• **What needs to be done**
Exactly as written, give back every record below.

• **Material provided**
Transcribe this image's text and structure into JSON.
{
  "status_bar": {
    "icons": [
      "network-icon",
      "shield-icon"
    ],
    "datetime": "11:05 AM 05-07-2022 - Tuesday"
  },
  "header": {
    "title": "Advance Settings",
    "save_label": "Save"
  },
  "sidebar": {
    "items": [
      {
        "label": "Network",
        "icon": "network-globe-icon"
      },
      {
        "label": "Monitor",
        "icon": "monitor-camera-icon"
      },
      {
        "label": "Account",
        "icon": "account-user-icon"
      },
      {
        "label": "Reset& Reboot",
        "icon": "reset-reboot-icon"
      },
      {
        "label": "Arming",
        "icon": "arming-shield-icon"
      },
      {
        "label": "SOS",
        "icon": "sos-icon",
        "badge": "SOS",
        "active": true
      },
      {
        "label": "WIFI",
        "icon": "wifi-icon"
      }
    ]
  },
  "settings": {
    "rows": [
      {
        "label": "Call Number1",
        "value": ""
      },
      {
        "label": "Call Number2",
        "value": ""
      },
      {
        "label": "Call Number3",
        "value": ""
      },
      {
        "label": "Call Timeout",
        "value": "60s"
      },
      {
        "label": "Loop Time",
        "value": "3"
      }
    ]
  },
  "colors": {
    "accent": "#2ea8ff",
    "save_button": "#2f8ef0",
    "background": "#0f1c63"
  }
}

• **Response to the exercise**
Transcribe this image's text and structure into JSON.
{
  "status_bar": {
    "icons": [
      "network-icon",
      "shield-icon"
    ],
    "datetime": "11:05 AM 05-07-2022 - Tuesday"
  },
  "header": {
    "title": "Advance Settings",
    "save_label": "Save"
  },
  "sidebar": {
    "items": [
      {
        "label": "Network",
        "icon": "network-globe-icon"
      },
      {
        "label": "Monitor",
        "icon": "monitor-camera-icon"
      },
      {
        "label": "Account",
        "icon": "account-user-icon"
      },
      {
        "label": "Reset& Reboot",
        "icon": "reset-reboot-icon"
      },
      {
        "label": "Arming",
        "icon": "arming-shield-icon"
      },
      {
        "label": "SOS",
        "icon": "sos-icon",
        "badge": "SOS",
        "active": true
      },
      {
        "label": "WIFI",
        "icon": "wifi-icon"
      }
    ]
  },
  "settings": {
    "rows": [
      {
        "label": "Call Number1",
        "value": ""
      },
      {
        "label": "Call Number2",
        "value": ""
      },
      {
        "label": "Call Number3",
        "value": ""
      },
      {
        "label": "Call Timeout",
        "value": "60s"
      },
      {
        "label": "Loop Time",
        "value": "3"
      }
    ]
  },
  "colors": {
    "accent": "#2ea8ff",
    "save_button": "#2f8ef0",
    "background": "#0f1c63"
  }
}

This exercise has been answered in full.